../../../../../../../../../ is attempting to locate files outside of an
improperly secured Apache set up. Any requests for
executable files, or cgi files that you did not put there are cause
for concern.


You can safely ignore anything looking for .com .exe files,
these are scans for Microsoft IIS vulnerabilities.

Environmental Genomics Thematic Programme

Data Centre

http://envgen.nox.ac.uk

/var/log


This containst the majority of the log files.


Each one stores different information.


It is important to keep an eye on these.


Some can be viewed with a 'logchecker' to give the
administrator essential information.


It is important that as an administrator you learn to understand
the information given in the logs.


The only way is to look and learn. You will often not
understand the entries, use Google to look them up if you are
concerned.


We will go through them one by one briefly.

Environmental Genomics Thematic Programme

Data Centre

http://envgen.nox.ac.uk


Environmental Genomics Thematic Programme

Data Centre

http://envgen.nox.ac.uk


Environmental Genomics Thematic Programme

Data Centre

http://envgen.nox.ac.uk

dmesg


less /var/log/dmesg


keeps a log of printed kernel messages.


Most often this will have information about the boot process,
and it should be checked to keep an eye on the actual
hardware as it can harbour warnings of upcoming problems.


Whilst the system is running
dmesg

will print out any other
kernel messages, and will include items like firewall incidents
etc.


There is a great article demystifying the dmesg output (which
can be quite cryptic) here:


http://www.linuxgazette.com/issue59/nazario.ht
ml

Environmental Genomics Thematic Programme

Data Centre

http://envgen.nox.ac.uk


Log files not to stress about


/var/log/gdm : gdm is the graphical login manager.


/var/log/httpd : the same as /etc/httpd/logs/


/var/log/iptraf : it's empty!


/var/log/kdm.log : another graphical login manager.


/var/log/ksyms.* : kernel symbols logs (incomprehensible).


/var/log/lastlog : Use the last command instead.


/var/log/mysqld.log : Of course if you start using MySQL you might look!


/var/log/pgsql : PostgreSQL logs
-

as above.


/var/log/rcd/* : RedCarpet logs
-

only look if you have issues.


/var/log/rpmpkgs : Same as running rpm
-
qa


/var/log/sa : output from sar command on cron job


/var/log/scrollkeeper.log : GNOME messages, might be good to look at if you have a
GNOME problem!


/var/log/spooler : UUCP spools (no
-
one uses this anymore!)


/var/log/up2date : RedHat update mechanism (unused).


/var/log/wtmp : not human readable


/var/log/Xfree86.0.log : If you have X errors this is the place to look.

Environmental Genomics Thematic Programme

Data Centre

http://envgen.nox.ac.uk


Environmental Genomics Thematic Programme

Data Centre

http://envgen.nox.ac.uk


Environmental Genomics Thematic Programme

Data Centre

http://envgen.nox.ac.uk


Environmental Genomics Thematic Programme

Data Centre

http://envgen.nox.ac.uk

What is with the .1 files?


The first thing you notice about /var/log/ files is that you have


file


file.1


file.2 etc.


This is because logs are rotated weekly to make sure they do
not clog up the disk.


Rotation is handled by logrotate.sh in /etc/cron/cron.daily


Each week file is moved to file.1, file.1 to file.2 etc. and file.4 is
deleted as we work a 4 week cycle of logs.


You can alter the behaviour of logrotate in /etc/logrotate.conf

Environmental Genomics Thematic Programme

Data Centre

http://envgen.nox.ac.uk

Automated log checking


Currently Bio
-
Linux machines are set to email the EGTDC your
logs.

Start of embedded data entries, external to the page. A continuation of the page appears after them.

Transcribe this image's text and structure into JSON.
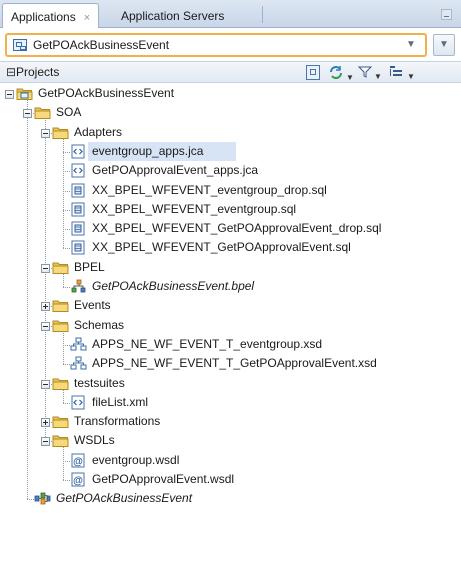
{
  "tabs": {
    "applications": "Applications",
    "close_glyph": "×",
    "application_servers": "Application Servers"
  },
  "app_selector": {
    "value": "GetPOAckBusinessEvent",
    "icon": "application-icon"
  },
  "projects": {
    "title": "Projects",
    "toolbar": [
      "sync-editor-icon",
      "refresh-icon",
      "filter-icon",
      "layout-options-icon"
    ]
  },
  "tree": [
    {
      "label": "GetPOAckBusinessEvent",
      "level": 0,
      "icon": "project-folder-icon",
      "toggle": "minus"
    },
    {
      "label": "SOA",
      "level": 1,
      "icon": "folder-icon",
      "toggle": "minus"
    },
    {
      "label": "Adapters",
      "level": 2,
      "icon": "folder-icon",
      "toggle": "minus"
    },
    {
      "label": "eventgroup_apps.jca",
      "level": 3,
      "icon": "jca-file-icon",
      "toggle": "",
      "selected": true
    },
    {
      "label": "GetPOApprovalEvent_apps.jca",
      "level": 3,
      "icon": "jca-file-icon",
      "toggle": ""
    },
    {
      "label": "XX_BPEL_WFEVENT_eventgroup_drop.sql",
      "level": 3,
      "icon": "sql-file-icon",
      "toggle": ""
    },
    {
      "label": "XX_BPEL_WFEVENT_eventgroup.sql",
      "level": 3,
      "icon": "sql-file-icon",
      "toggle": ""
    },
    {
      "label": "XX_BPEL_WFEVENT_GetPOApprovalEvent_drop.sql",
      "level": 3,
      "icon": "sql-file-icon",
      "toggle": ""
    },
    {
      "label": "XX_BPEL_WFEVENT_GetPOApprovalEvent.sql",
      "level": 3,
      "icon": "sql-file-icon",
      "toggle": ""
    },
    {
      "label": "BPEL",
      "level": 2,
      "icon": "folder-icon",
      "toggle": "minus"
    },
    {
      "label": "GetPOAckBusinessEvent.bpel",
      "level": 3,
      "icon": "bpel-process-icon",
      "toggle": "",
      "italic": true
    },
    {
      "label": "Events",
      "level": 2,
      "icon": "folder-icon",
      "toggle": "plus"
    },
    {
      "label": "Schemas",
      "level": 2,
      "icon": "folder-icon",
      "toggle": "minus"
    },
    {
      "label": "APPS_NE_WF_EVENT_T_eventgroup.xsd",
      "level": 3,
      "icon": "xsd-schema-icon",
      "toggle": ""
    },
    {
      "label": "APPS_NE_WF_EVENT_T_GetPOApprovalEvent.xsd",
      "level": 3,
      "icon": "xsd-schema-icon",
      "toggle": ""
    },
    {
      "label": "testsuites",
      "level": 2,
      "icon": "folder-icon",
      "toggle": "minus"
    },
    {
      "label": "fileList.xml",
      "level": 3,
      "icon": "xml-file-icon",
      "toggle": ""
    },
    {
      "label": "Transformations",
      "level": 2,
      "icon": "folder-icon",
      "toggle": "plus"
    },
    {
      "label": "WSDLs",
      "level": 2,
      "icon": "folder-icon",
      "toggle": "minus"
    },
    {
      "label": "eventgroup.wsdl",
      "level": 3,
      "icon": "wsdl-file-icon",
      "toggle": ""
    },
    {
      "label": "GetPOApprovalEvent.wsdl",
      "level": 3,
      "icon": "wsdl-file-icon",
      "toggle": ""
    },
    {
      "label": "GetPOAckBusinessEvent",
      "level": 1,
      "icon": "composite-icon",
      "toggle": "",
      "italic": true
    }
  ],
  "colors": {
    "selection": "#d7e4f5",
    "folder": "#e8c45a",
    "combo_border": "#f2b04c",
    "tab_bar": "#c9d6e8"
  }
}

Now you are all advanced users :) you can take the
responsibility for your own log checking. We wil advise you
how to do this later.


Log checking is done by a program called logcheck.sh
-

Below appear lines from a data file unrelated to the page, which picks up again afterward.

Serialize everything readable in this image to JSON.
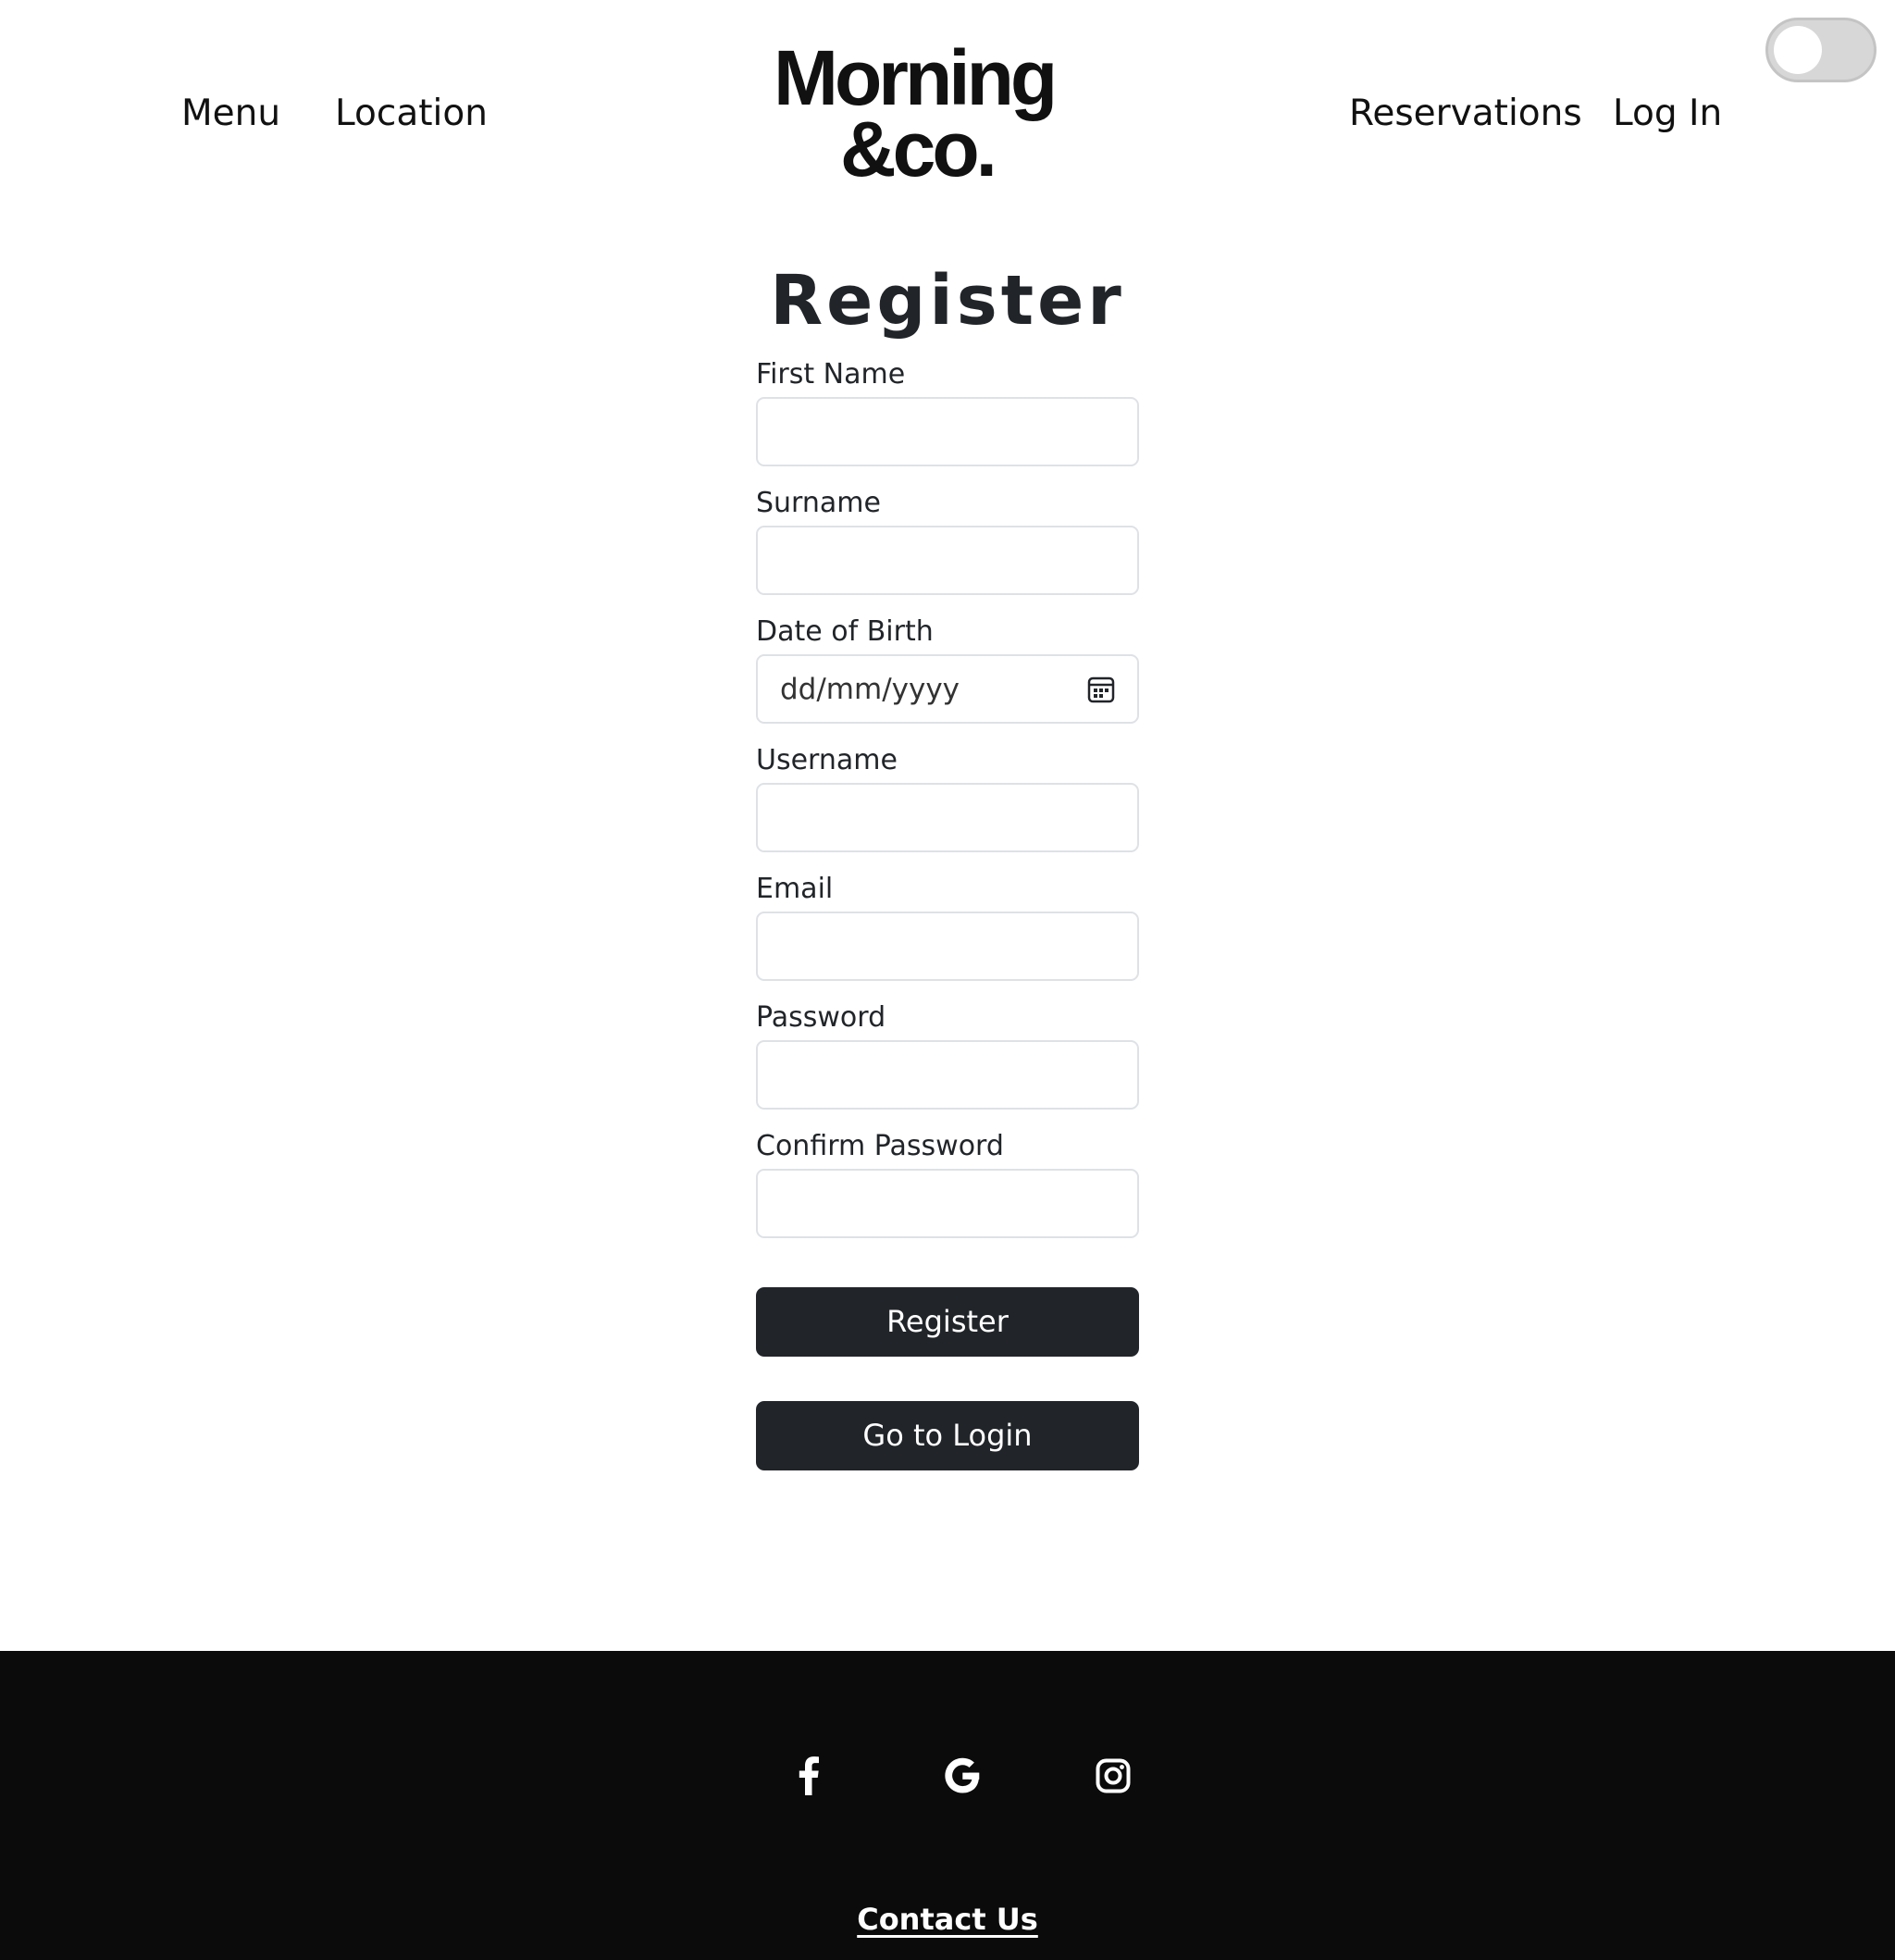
{
  "header": {
    "nav_left": [
      "Menu",
      "Location"
    ],
    "nav_right": [
      "Reservations",
      "Log In"
    ],
    "logo_line1": "Morning",
    "logo_line2": "&co.",
    "theme_toggle": "off"
  },
  "form": {
    "title": "Register",
    "fields": [
      {
        "label": "First Name",
        "value": ""
      },
      {
        "label": "Surname",
        "value": ""
      },
      {
        "label": "Date of Birth",
        "placeholder": "dd/mm/yyyy"
      },
      {
        "label": "Username",
        "value": ""
      },
      {
        "label": "Email",
        "value": ""
      },
      {
        "label": "Password",
        "value": ""
      },
      {
        "label": "Confirm Password",
        "value": ""
      }
    ],
    "register_label": "Register",
    "login_label": "Go to Login"
  },
  "footer": {
    "social": [
      "facebook-icon",
      "google-icon",
      "instagram-icon"
    ],
    "contact_label": "Contact Us"
  },
  "colors": {
    "primary_button": "#212529",
    "footer_bg": "#0b0b0c",
    "toggle_track": "#d7d7d7"
  }
}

appropriately! This is run as a daily cron job and the results
emailed to the defined manager. Currently this is channelled to
the EGTDC account and forwarded to us. In future this should
be sent to the manager account.

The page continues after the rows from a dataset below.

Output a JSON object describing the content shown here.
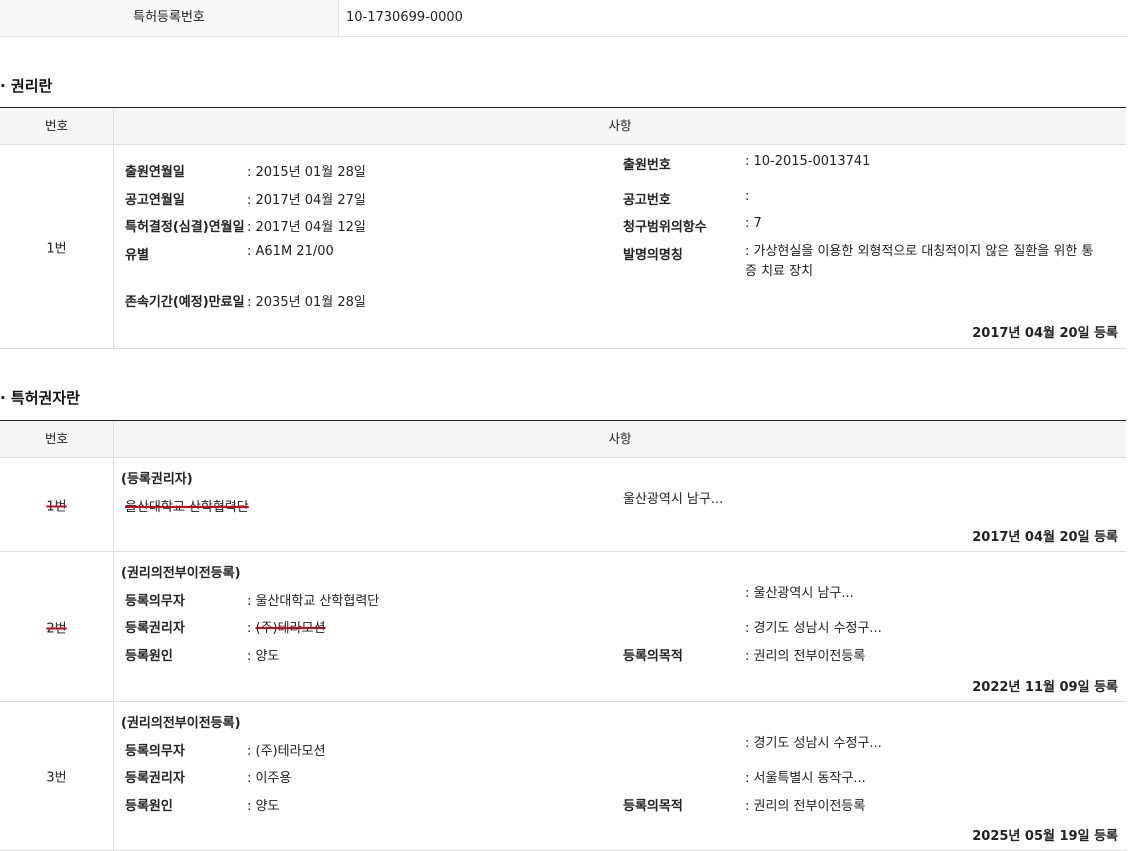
{
  "top": {
    "label": "특허등록번호",
    "value": "10-1730699-0000"
  },
  "rights": {
    "title": "· 권리란",
    "header_no": "번호",
    "header_item": "사항",
    "row_no": "1번",
    "left": [
      {
        "label": "출원연월일",
        "value": ": 2015년 01월 28일"
      },
      {
        "label": "공고연월일",
        "value": ": 2017년 04월 27일"
      },
      {
        "label": "특허결정(심결)연월일",
        "value": ": 2017년 04월 12일"
      },
      {
        "label": "유별",
        "value": ": A61M 21/00"
      },
      {
        "label": "존속기간(예정)만료일",
        "value": ": 2035년 01월 28일"
      }
    ],
    "right": [
      {
        "label": "출원번호",
        "value": ": 10-2015-0013741"
      },
      {
        "label": "공고번호",
        "value": ":"
      },
      {
        "label": "청구범위의항수",
        "value": ": 7"
      },
      {
        "label": "발명의명칭",
        "value": ": 가상현실을 이용한 외형적으로 대칭적이지 않은 질환을 위한 통증 치료 장치"
      }
    ],
    "registered": "2017년 04월 20일 등록"
  },
  "holders": {
    "title": "· 특허권자란",
    "header_no": "번호",
    "header_item": "사항",
    "rows": [
      {
        "no": "1번",
        "type": "(등록권리자)",
        "name": "울산대학교 산학협력단",
        "address": "울산광역시 남구...",
        "registered": "2017년 04월 20일 등록"
      },
      {
        "no": "2번",
        "type": "(권리의전부이전등록)",
        "obligor_label": "등록의무자",
        "obligor": ": 울산대학교 산학협력단",
        "obligor_addr": ": 울산광역시 남구...",
        "holder_label": "등록권리자",
        "holder_prefix": ": ",
        "holder": "(주)테라모션",
        "holder_addr": ": 경기도 성남시 수정구...",
        "cause_label": "등록원인",
        "cause": ": 양도",
        "purpose_label": "등록의목적",
        "purpose": ": 권리의 전부이전등록",
        "registered": "2022년 11월 09일 등록"
      },
      {
        "no": "3번",
        "type": "(권리의전부이전등록)",
        "obligor_label": "등록의무자",
        "obligor": ": (주)테라모션",
        "obligor_addr": ": 경기도 성남시 수정구...",
        "holder_label": "등록권리자",
        "holder": ": 이주용",
        "holder_addr": ": 서울특별시 동작구...",
        "cause_label": "등록원인",
        "cause": ": 양도",
        "purpose_label": "등록의목적",
        "purpose": ": 권리의 전부이전등록",
        "registered": "2025년 05월 19일 등록"
      }
    ]
  }
}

This tries to pick out the most obvious security problems and
report them, although it still reports a lot of false positives it is
imperative you watch this file for curious actions on the system.